‘ESG is a business imperative for every company,’ warned partner

Environmental, social and governance (ESG) concerns are now a business imperative for UK companies as British courts tackle a rising tide of legal actions concerning corporate approaches to ESG issues.

Carmel Green, partner at law firm RPC, warned delegates at the firm’s Global Access Conference last week (7-9 March 2023) that insurers needed to turn the growing issue into an opportunity to provide directors and officers (D&O) cover.

“Directors and insurers in the UK need to brace themselves for a rise in claims as the courts look to make judgements and we see both activists and shareholders looking for companies to meet their ESG obligations,” she said.

“However, for insurers there is also the opportunity to make a real impact on their clients’ corporate agenda around ESG.

“In terms of today’s corporate culture, ESG is a business imperative for every company.”

Greenwash away

Green warned that the risk of corporate greenwashing was on the rise as activists, shareholders and regulators were becoming increasingly concerned that companies’ sustainability-related claims could be substantiated.

UK courts have also issued judgements that have seen UK parent companies deemed liable for the actions of their overseas subsidiaries and their ESG impacts.

She said that firms involved in ESG-related litigation had made numerous legal challenges to slow the progress of the cases – while many cases have been ongoing for years, no substantive claims have yet been upheld.

Green said the eventual results of the cases were likely to have a fundamental impact in future litigation.

One of the most high profile ongoing cases is the ClientEarth case against 13 directors of energy giant Shell.

The charity has alleged that Shell’s directors failed to ensure the company met its ESG obligations under the Paris agreement has not met emissions reduction targets.

The Paris Agreement, or Paris Climate Accords, is an international treaty on climate change adopted in 2015 that sets out goals for signatories aimed at mitigating global temperature rises.

Range of regulations

Green added that there were multiple ways insurers could take advantage of growing concern around ESG risks. 

She explained: “We have already seen broker Marsh looking to work with insurers to create schemes which will offer more favourable insurance terms to US companies which have validated ESG frameworks.” .

“Regulated companies with good ESG risk management will be likely to suffer less D&O risks.”

She noted a recent study by consultant PricewaterhouseCoopers that found 83% of consumers believed companies had to shape future environmental practices, while 75% of shoppers would avoid spending with firms who were not delivering on their ESG responsibilities.

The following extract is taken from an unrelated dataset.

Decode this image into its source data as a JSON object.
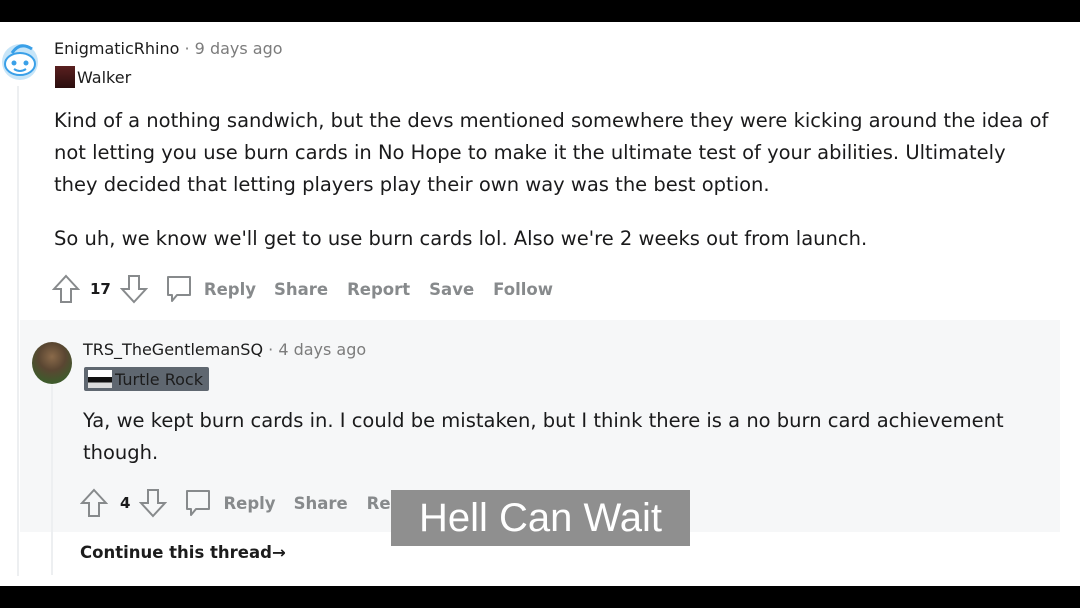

“There is so much ESG related legislation with which companies need to ensure compliance,” she explained.

“Aside from climate change, most ESG cases we see are not around laggards, but around best-intentioned efforts to address ESG issues that have failed to deliver the desired results.”